Referenced by
Citing PatentFiling datePublication dateApplicantTitle
US3048652 *Feb 24, 1958Aug 7, 1962AmpexColor television recording system and method
US3065296 *Nov 16, 1959Nov 20, 1962Associated Television LtdTelevision signal reproducer synchronization
US3095472 *Jun 2, 1958Jun 25, 1963AmpexVideo recording system and method
US3110764 *Apr 6, 1955Nov 12, 1963Barry Leonard DMagnetic recording and reproducing
US3120576 *Jan 5, 1959Feb 4, 1964Telefunken AgStabilization of magnetically recorded color television signals
US3234323 *Oct 23, 1961Feb 8, 1966Sony CorpPicture signal recording system
US3372228 *May 21, 1965Mar 5, 1968Hughes Aircraft CoTelevision signal recorder
US3424860 *Mar 2, 1966Jan 28, 1969Thomson Houston Comp FrancaiseColor television recording and reproducing system

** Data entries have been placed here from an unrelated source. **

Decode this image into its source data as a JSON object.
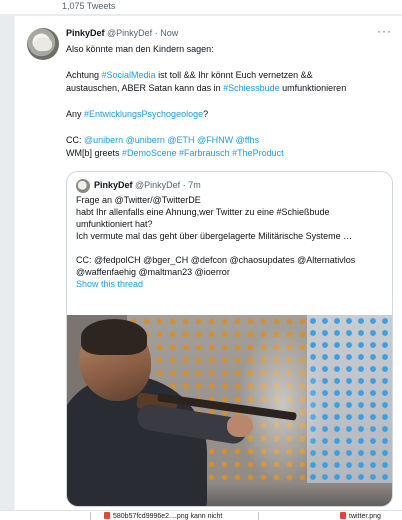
{
  "top": {
    "tweet_count": "1,075 Tweets"
  },
  "tweet": {
    "author_name": "PinkyDef",
    "author_handle": "@PinkyDef",
    "time": "· Now",
    "more_icon": "more-dots-icon",
    "lines": {
      "l1": "Also könnte man den Kindern sagen:",
      "l2a": "Achtung ",
      "l2b": "#SocialMedia",
      "l2c": " ist toll && Ihr könnt Euch vernetzen &&",
      "l3a": "austauschen, ABER Satan kann das in ",
      "l3b": "#Schiessbude",
      "l3c": " umfunktionieren",
      "l4a": "Any ",
      "l4b": "#EntwicklungsPsychogeologe",
      "l4c": "?",
      "l5a": "CC: ",
      "l5b": "@unibern @unibern @ETH @FHNW @ffhs",
      "l6a": "WM[b] greets ",
      "l6b": "#DemoScene #Farbrausch #TheProduct"
    }
  },
  "quote": {
    "author_name": "PinkyDef",
    "author_handle": "@PinkyDef",
    "time": "· 7m",
    "lines": {
      "q1": "Frage an @Twitter/@TwitterDE",
      "q2": "habt Ihr allenfalls eine Ahnung,wer Twitter zu eine #Schießbude",
      "q3": "umfunktioniert hat?",
      "q4": "Ich vermute mal das geht über übergelagerte Militärische Systeme …",
      "q5": "CC: @fedpolCH @bger_CH @defcon @chaosupdates @Alternativlos",
      "q6": "@waffenfaehig @maltman23 @ioerror",
      "show_thread": "Show this thread"
    }
  },
  "downloads": {
    "item1": "580b57fcd9996e2....png kann nicht",
    "item2": "twitter.png"
  },
  "colors": {
    "link": "#1d9bf0",
    "text": "#0f1419",
    "muted": "#536471"
  }
}
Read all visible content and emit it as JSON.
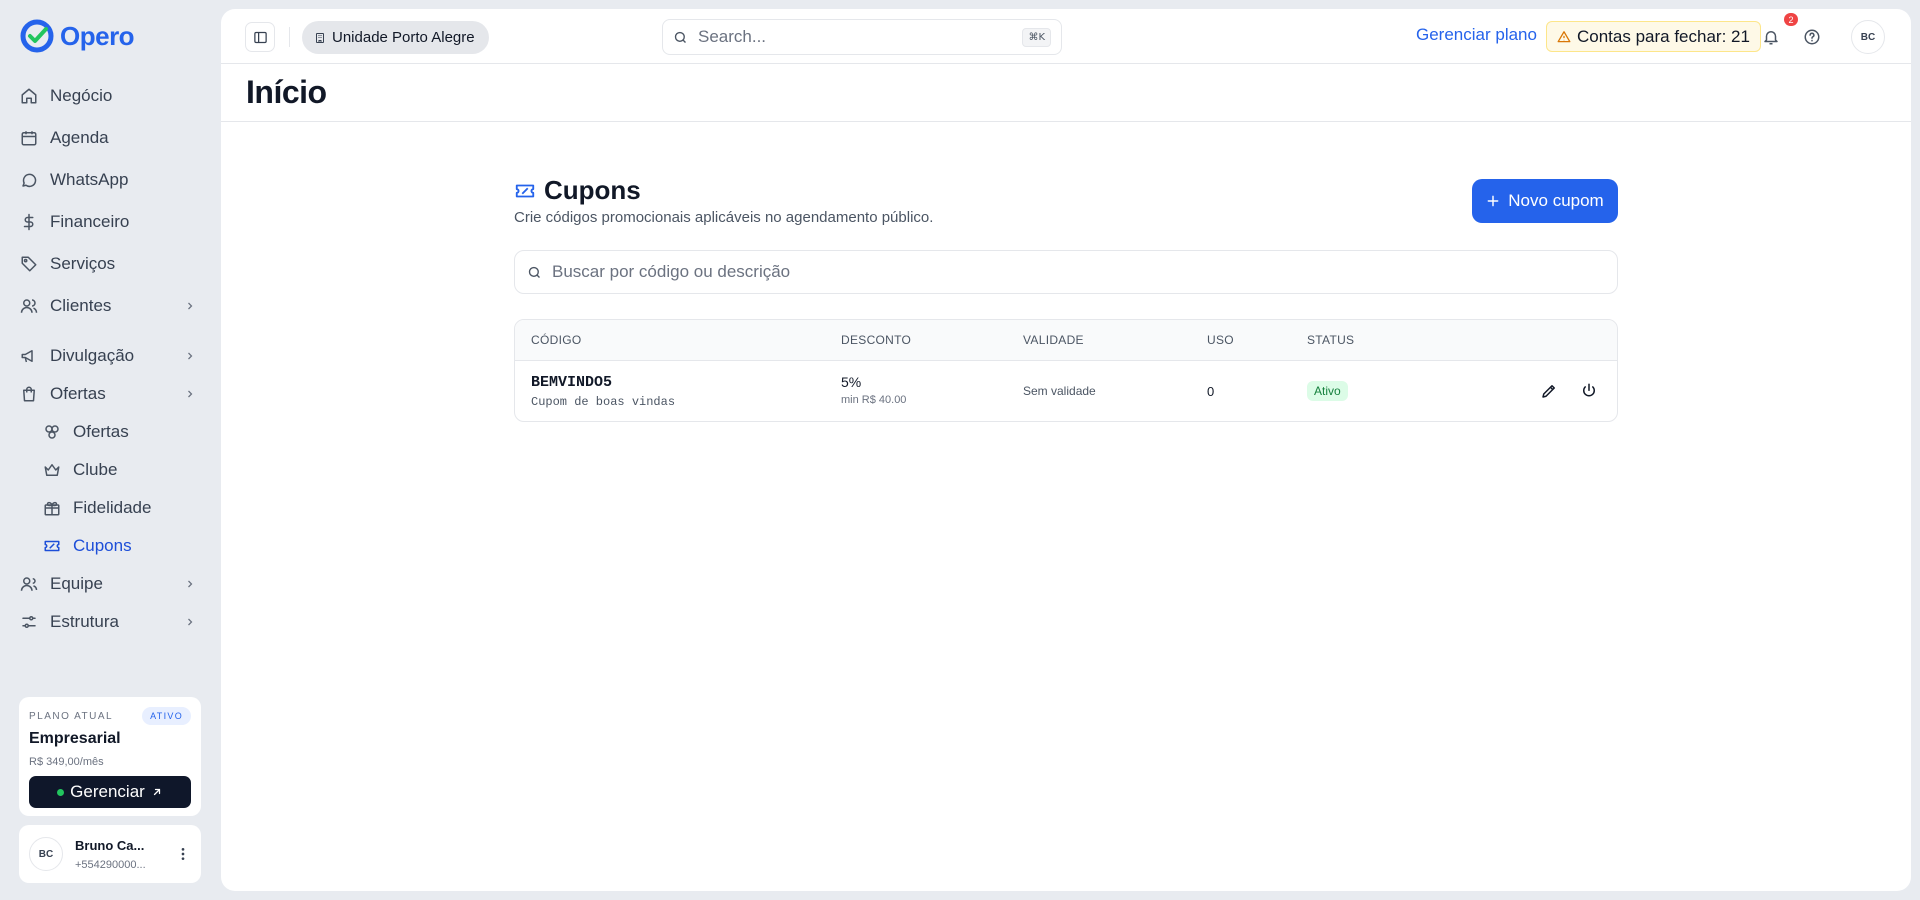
{
  "brand": {
    "name": "Opero",
    "color": "#2563eb"
  },
  "sidebar": {
    "items": [
      {
        "label": "Negócio",
        "icon": "home-icon"
      },
      {
        "label": "Agenda",
        "icon": "calendar-icon"
      },
      {
        "label": "WhatsApp",
        "icon": "chat-bubble-icon"
      },
      {
        "label": "Financeiro",
        "icon": "dollar-icon"
      },
      {
        "label": "Serviços",
        "icon": "tag-icon"
      },
      {
        "label": "Clientes",
        "icon": "users-icon",
        "expandable": true
      },
      {
        "label": "Divulgação",
        "icon": "megaphone-icon",
        "expandable": true
      },
      {
        "label": "Ofertas",
        "icon": "shopping-bag-icon",
        "expandable": true,
        "expanded": true
      },
      {
        "label": "Ofertas",
        "icon": "offers-icon",
        "sub": true
      },
      {
        "label": "Clube",
        "icon": "crown-icon",
        "sub": true
      },
      {
        "label": "Fidelidade",
        "icon": "gift-icon",
        "sub": true
      },
      {
        "label": "Cupons",
        "icon": "ticket-icon",
        "sub": true,
        "active": true
      },
      {
        "label": "Equipe",
        "icon": "team-icon",
        "expandable": true
      },
      {
        "label": "Estrutura",
        "icon": "sliders-icon",
        "expandable": true
      }
    ],
    "plan": {
      "label": "PLANO ATUAL",
      "badge": "ATIVO",
      "name": "Empresarial",
      "price": "R$ 349,00/mês",
      "button": "Gerenciar"
    },
    "user": {
      "initials": "BC",
      "name": "Bruno Ca...",
      "phone": "+554290000..."
    }
  },
  "topbar": {
    "unit": "Unidade Porto Alegre",
    "search_placeholder": "Search...",
    "shortcut": "⌘K",
    "plan_link": "Gerenciar plano",
    "bills_alert": "Contas para fechar: 21",
    "notifications_count": "2",
    "avatar_initials": "BC"
  },
  "page": {
    "title": "Início"
  },
  "coupons": {
    "title": "Cupons",
    "subtitle": "Crie códigos promocionais aplicáveis no agendamento público.",
    "new_button": "Novo cupom",
    "search_placeholder": "Buscar por código ou descrição",
    "columns": [
      "CÓDIGO",
      "DESCONTO",
      "VALIDADE",
      "USO",
      "STATUS"
    ],
    "rows": [
      {
        "code": "BEMVINDO5",
        "description": "Cupom de boas vindas",
        "discount": "5%",
        "min": "min R$ 40.00",
        "validity": "Sem validade",
        "usage": "0",
        "status": "Ativo"
      }
    ]
  },
  "colors": {
    "accent": "#2563eb",
    "success_bg": "#dcfce7",
    "success_text": "#15803d",
    "warning_bg": "#fef9e7",
    "danger": "#ef4444"
  }
}
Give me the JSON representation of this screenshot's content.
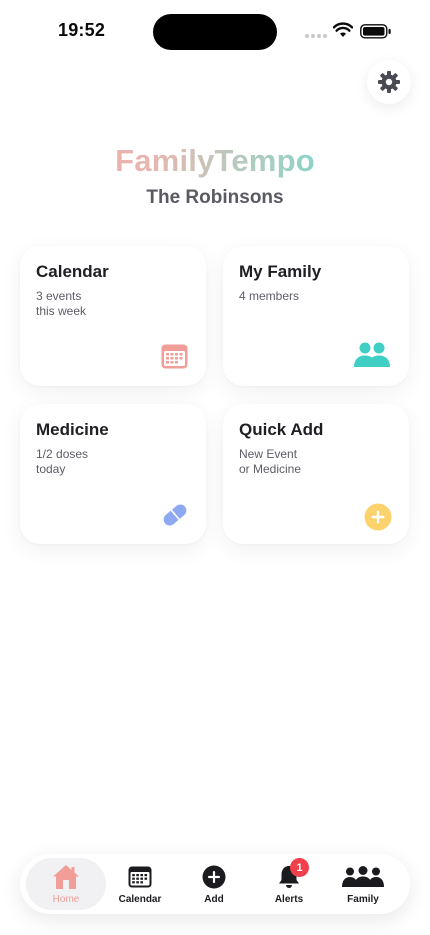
{
  "status_bar": {
    "time": "19:52"
  },
  "header": {
    "app_title": "FamilyTempo",
    "family_name": "The Robinsons"
  },
  "cards": [
    {
      "title": "Calendar",
      "sub1": "3 events",
      "sub2": "this week",
      "icon": "calendar-icon",
      "color": "#f29e98"
    },
    {
      "title": "My Family",
      "sub1": "4 members",
      "sub2": "",
      "icon": "people-icon",
      "color": "#3fcfc4"
    },
    {
      "title": "Medicine",
      "sub1": "1/2 doses",
      "sub2": "today",
      "icon": "pill-icon",
      "color": "#8fa8f2"
    },
    {
      "title": "Quick Add",
      "sub1": "New Event",
      "sub2": "or Medicine",
      "icon": "plus-circle-icon",
      "color": "#fbd26b"
    }
  ],
  "tabs": [
    {
      "label": "Home",
      "icon": "home-icon",
      "active": true
    },
    {
      "label": "Calendar",
      "icon": "calendar-icon"
    },
    {
      "label": "Add",
      "icon": "plus-circle-icon"
    },
    {
      "label": "Alerts",
      "icon": "bell-icon",
      "badge": "1"
    },
    {
      "label": "Family",
      "icon": "people-icon"
    }
  ],
  "colors": {
    "accent_pink": "#f29e98",
    "accent_teal": "#3fcfc4",
    "badge_red": "#f0404b"
  }
}
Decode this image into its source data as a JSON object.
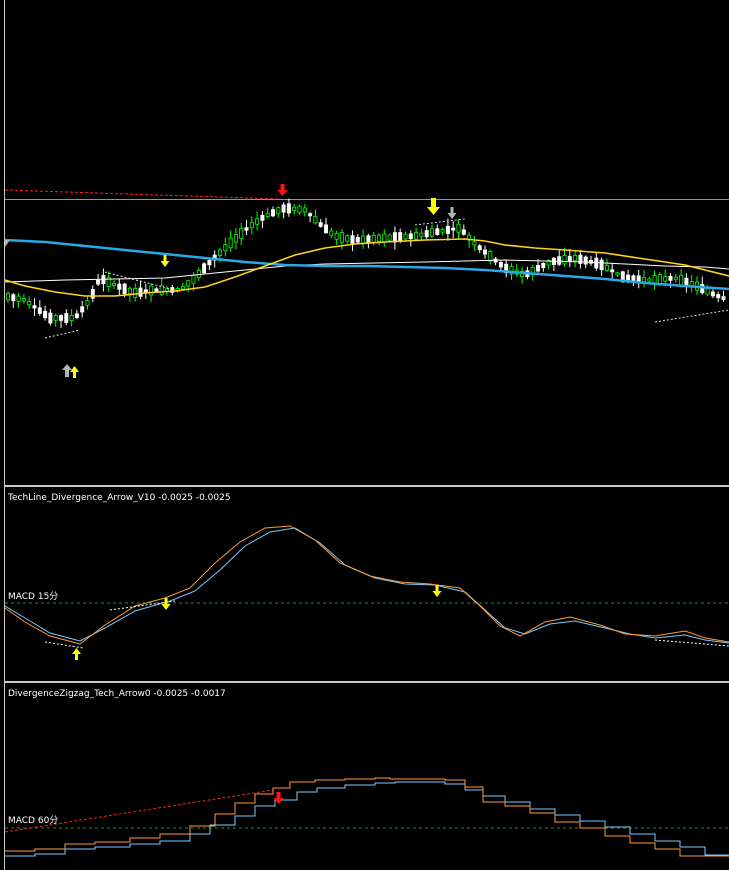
{
  "colors": {
    "background": "#000000",
    "separator": "#c8c8c8",
    "candle_up": "#00ff00",
    "candle_down": "#ffffff",
    "ma_fast": "#ffd21e",
    "ma_slow": "#2aa8e6",
    "ma_white": "#ffffff",
    "macd_main": "#ff9a3c",
    "macd_signal": "#7ec8ff",
    "zero_line": "#1f8f2a",
    "trend_red": "#ff2020",
    "arrow_yellow": "#ffff00",
    "arrow_red": "#ff1010",
    "arrow_gray": "#b4b4b4"
  },
  "main_chart": {
    "symbol_arrows": [
      {
        "name": "down-arrow-icon",
        "color": "red"
      },
      {
        "name": "down-arrow-icon",
        "color": "yellow"
      },
      {
        "name": "down-arrow-icon",
        "color": "gray"
      },
      {
        "name": "down-arrow-icon",
        "color": "yellow"
      },
      {
        "name": "up-arrow-icon",
        "color": "gray"
      },
      {
        "name": "up-arrow-icon",
        "color": "yellow"
      }
    ]
  },
  "indicator1": {
    "title": "TechLine_Divergence_Arrow_V10 -0.0025 -0.0025",
    "label": "MACD  15分"
  },
  "indicator2": {
    "title": "DivergenceZigzag_Tech_Arrow0 -0.0025 -0.0017",
    "label": "MACD  60分"
  }
}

US3571494 *Jul 8, 1966Mar 16, 1971Hughes Aircraft CoTelevision bandwidth reduction
US3860951 *Sep 20, 1971Jan 14, 1975Camras MarvinVideo transducing apparatus
US3869712 *Jun 18, 1973Mar 4, 1975Iit Res InstVideo playback system with flutter tolerant clamping
US4380779 *Mar 23, 1981Apr 19, 1983Matsushita Electric Industrial Co., Ltd.Method for recording multiplexed signals on metal evaporated tape
US4535357 *Apr 8, 1983Aug 13, 1985Tektronix, Inc.Video signal processing circuit and method for blanking signal insertion with transient distortion suppression
US4580173 *Nov 17, 1981Apr 1, 1986Rca CorporationTransmission system with sequential time-compressed baseband color
US4635135 *Jun 1, 1981Jan 6, 1987Rca CorporationRecording bias method and circuit
US4802016 *Mar 30, 1987Jan 31, 1989Sony CorporationVideo noise reduction system with signal emphasis preceding FM modulation upper-band luminance
Classifications
U.S. Classification386/207, 386/E09.26, 386/302, 386/306
International ClassificationH04N9/82
Cooperative ClassificationH04N9/82
European ClassificationH04N9/82